She stayed in hotels for weeks at a time, talking with community members, chambers of commerce, economic development officials and business leaders.
She saved Lenoir for last, the place with the only house on her list that wasn’t already a bed and breakfast. In April 2005, she checked in at the Comfort Inn and began checking around. She drove up and down the streets, talked with the Chamber of Commerce and local business owners.
In previous towns she visited, Noakes said that residents gave out a woe-is-me air, a depressing “poor us” attitude that turned her off from the communities, but in Lenoir, she said, “I never picked up the sorry-for-ourselves vibe.”
When she finally did tour the house on Harper Avenue, she had hardly walked through the door when she knew it was the one. She bought it, for $289,000. The house was built in 1925 by Finley Coffey and sold to his son Archie, an early Lenoir furniture magnate, who lived there with his wife, Carrie, and family.
It wasn’t in horrible shape, Noakes said, but she spent 10 months and roughly $600,000 refurbishing the property, redoing the old wiring and plumbing, redoing floors and bathrooms, breathing life back into the property. She used all local labor, even if that meant a more expensive job, but having never lived in a small town, she was amazed by the support and loyalty this earned her.
Noakes said that one night she had a pipe break and called Leon Dalton, owner of DL Dalton Construction in Lenoir, who came at 1 a.m., and again the next morning to help her out, and charged her nothing.
It’s times like that that really bring Lenoir’s true spirit to Noakes attention, and something she attributes that to is the genuine, honest nature of the people.

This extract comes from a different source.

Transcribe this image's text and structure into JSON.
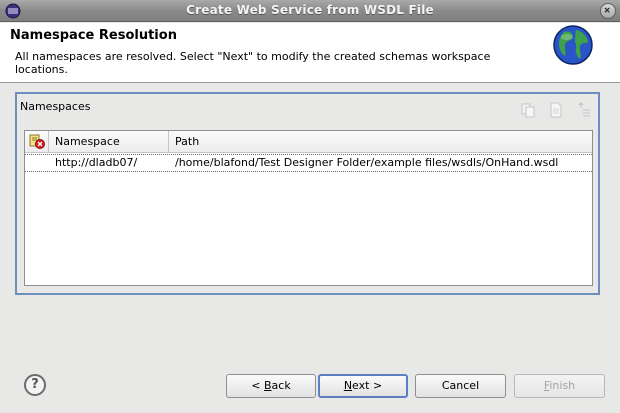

“I think people here, whether they’re a redneck, highly educated or middle class, people here live their faith,” Noakes said. “They don’t go on and on about it, they just do it. And I know there are exceptions, but I’ve not run into it. That’s why I love this town.”